#### [Exercise objective]
Look through the material below and count the lines that hold "JSON". Give that number by itself.
Supplied records START
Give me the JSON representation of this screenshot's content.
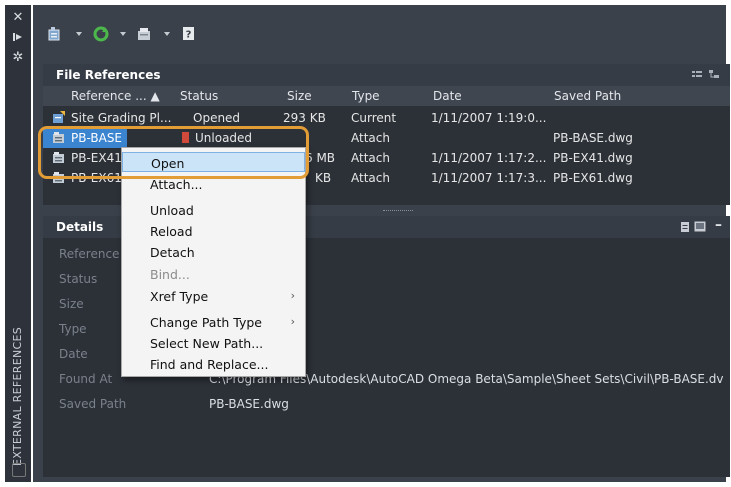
{
  "palette": {
    "accent": "#3a84d0",
    "callout": "#e39d36",
    "panel": "#2c3138"
  },
  "sidebar": {
    "title": "EXTERNAL REFERENCES",
    "icons": [
      "close-icon",
      "autohide-icon",
      "settings-icon"
    ]
  },
  "toolbar": {
    "icons": [
      "attach-dwg-icon",
      "refresh-icon",
      "change-path-icon",
      "help-icon"
    ]
  },
  "file_references": {
    "title": "File References",
    "columns": [
      "Reference ...",
      "Status",
      "Size",
      "Type",
      "Date",
      "Saved Path"
    ],
    "rows": [
      {
        "name": "Site Grading Pl...",
        "status": "Opened",
        "size": "293 KB",
        "type": "Current",
        "date": "1/11/2007 1:19:0...",
        "path": ""
      },
      {
        "name": "PB-BASE",
        "status": "Unloaded",
        "size": "",
        "type": "Attach",
        "date": "",
        "path": "PB-BASE.dwg"
      },
      {
        "name": "PB-EX41",
        "status": "",
        "size": "6 MB",
        "type": "Attach",
        "date": "1/11/2007 1:17:2...",
        "path": "PB-EX41.dwg"
      },
      {
        "name": "PB-EX61",
        "status": "",
        "size": "KB",
        "type": "Attach",
        "date": "1/11/2007 1:17:3...",
        "path": "PB-EX61.dwg"
      }
    ]
  },
  "details": {
    "title": "Details",
    "labels": [
      "Reference N",
      "Status",
      "Size",
      "Type",
      "Date",
      "Found At",
      "Saved Path"
    ],
    "found_at": "C:\\Program Files\\Autodesk\\AutoCAD Omega Beta\\Sample\\Sheet Sets\\Civil\\PB-BASE.dv",
    "saved_path": "PB-BASE.dwg"
  },
  "context_menu": {
    "items": [
      {
        "label": "Open"
      },
      {
        "label": "Attach..."
      },
      {
        "label": "Unload"
      },
      {
        "label": "Reload"
      },
      {
        "label": "Detach"
      },
      {
        "label": "Bind..."
      },
      {
        "label": "Xref Type"
      },
      {
        "label": "Change Path Type"
      },
      {
        "label": "Select New Path..."
      },
      {
        "label": "Find and Replace..."
      }
    ]
  }
}
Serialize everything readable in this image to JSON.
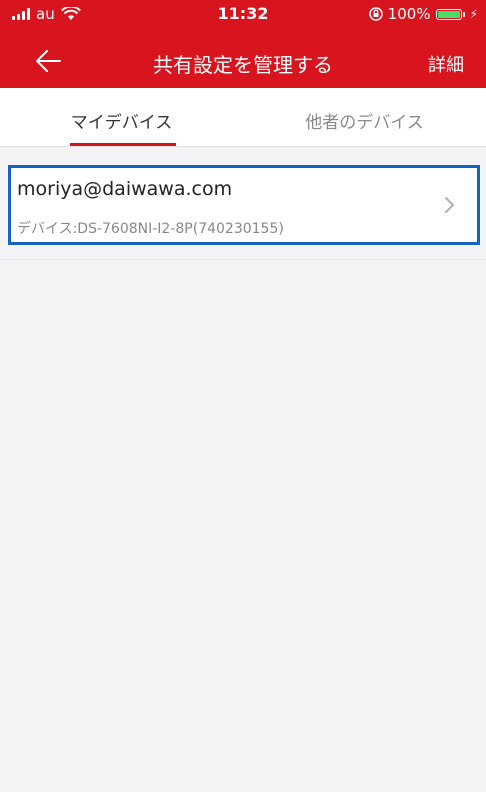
{
  "status_bar": {
    "carrier": "au",
    "time": "11:32",
    "battery": "100%",
    "battery_level": 1.0
  },
  "nav": {
    "title": "共有設定を管理する",
    "detail_label": "詳細"
  },
  "tabs": {
    "mine": "マイデバイス",
    "others": "他者のデバイス"
  },
  "share_list": [
    {
      "email": "moriya@daiwawa.com",
      "device": "デバイス:DS-7608NI-I2-8P(740230155)"
    }
  ],
  "colors": {
    "header": "#d8151f",
    "selection_border": "#1565c0",
    "battery": "#4cd964"
  }
}
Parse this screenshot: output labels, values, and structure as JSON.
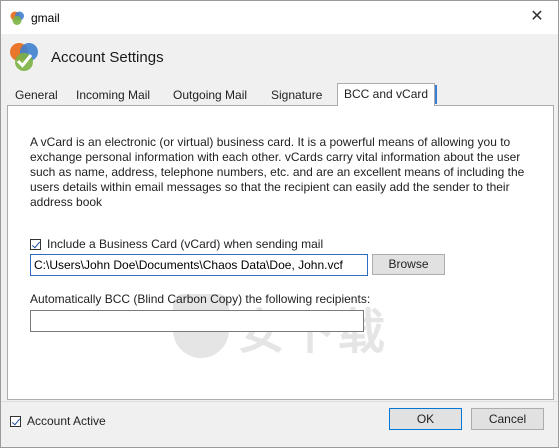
{
  "window": {
    "title": "gmail",
    "close_glyph": "✕"
  },
  "header": {
    "title": "Account Settings"
  },
  "tabs": [
    {
      "label": "General"
    },
    {
      "label": "Incoming Mail"
    },
    {
      "label": "Outgoing Mail"
    },
    {
      "label": "Signature"
    },
    {
      "label": "BCC and vCard",
      "active": true
    }
  ],
  "vcard": {
    "description": "A vCard is an electronic (or virtual) business card. It is a powerful means of allowing you to exchange personal information with each other. vCards carry vital information about the user such as name, address, telephone numbers, etc. and are an excellent means of including the users details within email messages so that the recipient can easily add the sender to their address book",
    "include_label": "Include a Business Card (vCard) when sending mail",
    "include_checked": true,
    "path_value": "C:\\Users\\John Doe\\Documents\\Chaos Data\\Doe, John.vcf",
    "browse_label": "Browse"
  },
  "bcc": {
    "label": "Automatically BCC (Blind Carbon Copy) the following recipients:",
    "value": ""
  },
  "footer": {
    "account_active_label": "Account Active",
    "account_active_checked": true,
    "ok_label": "OK",
    "cancel_label": "Cancel"
  },
  "watermark": {
    "text": "安下载"
  },
  "colors": {
    "focus_blue": "#3a7fd5",
    "button_face": "#e1e1e1",
    "window_bg": "#f0f0f0"
  },
  "icons": {
    "app": "app-logo-icon",
    "close": "close-icon",
    "check": "checkmark-icon"
  }
}
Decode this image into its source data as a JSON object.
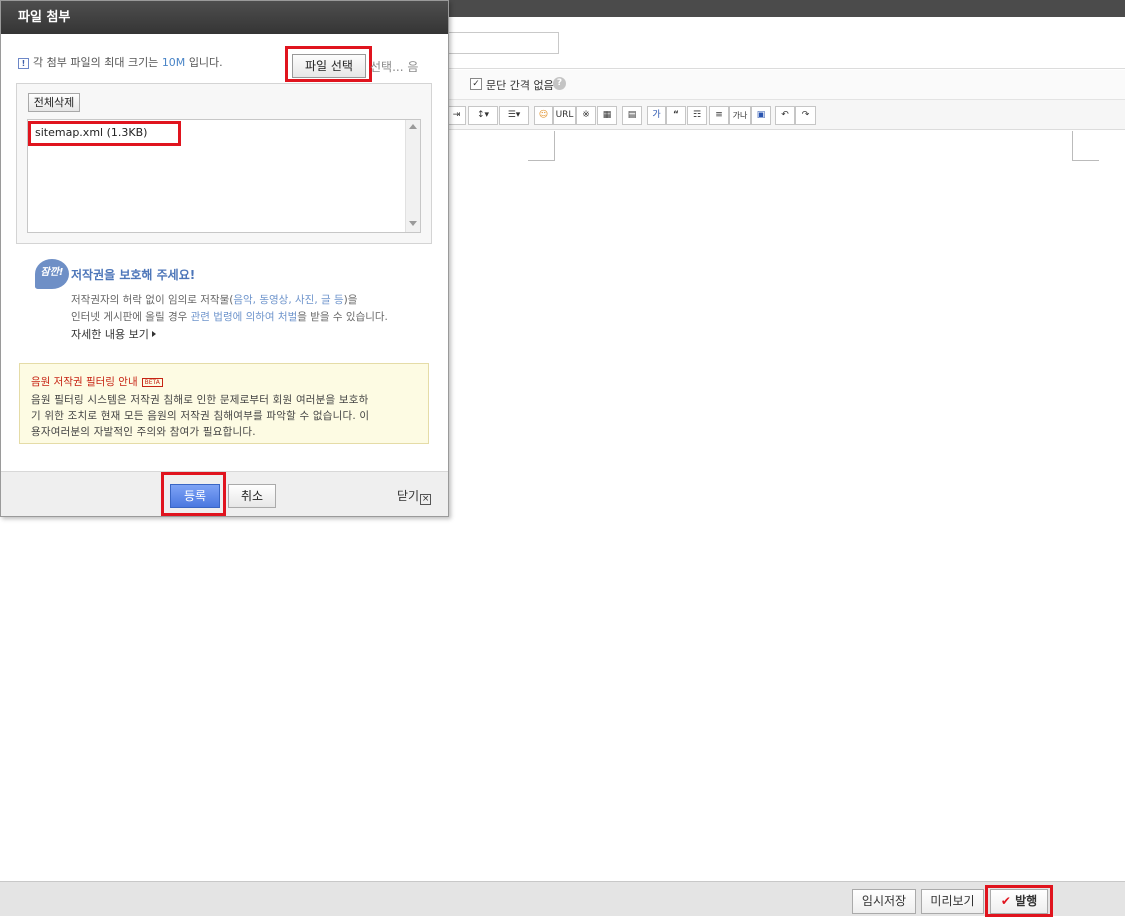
{
  "dialog": {
    "title": "파일 첨부",
    "notice_prefix": "각 첨부 파일의 최대 크기는",
    "notice_size": "10M",
    "notice_suffix": "입니다.",
    "pick_button": "파일 선택",
    "pick_status": "선택... 음",
    "delete_all_button": "전체삭제",
    "files": [
      "sitemap.xml (1.3KB)"
    ],
    "copyright_badge": "잠깐!",
    "copyright_title": "저작권을 보호해 주세요!",
    "copyright_line1_a": "저작권자의 허락 없이 임의로 저작물(",
    "copyright_line1_hl": "음악, 동영상, 사진, 글 등",
    "copyright_line1_b": ")을",
    "copyright_line2_a": "인터넷 게시판에 올릴 경우",
    "copyright_line2_hl": "관련 법령에 의하여 처벌",
    "copyright_line2_b": "을 받을 수 있습니다.",
    "copyright_more": "자세한 내용 보기",
    "filter_title": "음원 저작권 필터링 안내",
    "filter_badge": "BETA",
    "filter_line1": "음원 필터링 시스템은 저작권 침해로 인한 문제로부터 회원 여러분을 보호하",
    "filter_line2": "기 위한 조치로 현재 모든 음원의 저작권 침해여부를 파악할 수 없습니다. 이",
    "filter_line3": "용자여러분의 자발적인 주의와 참여가 필요합니다.",
    "ok_button": "등록",
    "cancel_button": "취소",
    "close_label": "닫기",
    "close_x": "×"
  },
  "editor": {
    "paragraph_option": "문단 간격 없음",
    "help_icon": "?",
    "checkbox_mark": "✓",
    "toolbar": [
      "align",
      "line-height",
      "list",
      "emoticon",
      "URL",
      "※",
      "table",
      "layout",
      "가",
      "“",
      "rule",
      "divider",
      "hanja",
      "spell",
      "undo",
      "redo"
    ],
    "toolbar_url": "URL",
    "toolbar_symbol": "※",
    "toolbar_text": "가",
    "toolbar_quote": "66",
    "toolbar_hanja": "가나"
  },
  "bottom": {
    "save_draft": "임시저장",
    "preview": "미리보기",
    "publish": "발행",
    "publish_check": "✔"
  },
  "colors": {
    "highlight_box": "#e0141e",
    "primary_button": "#4a78e0",
    "link_blue": "#4d76b9"
  }
}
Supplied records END
#### [Response to the exercise]
4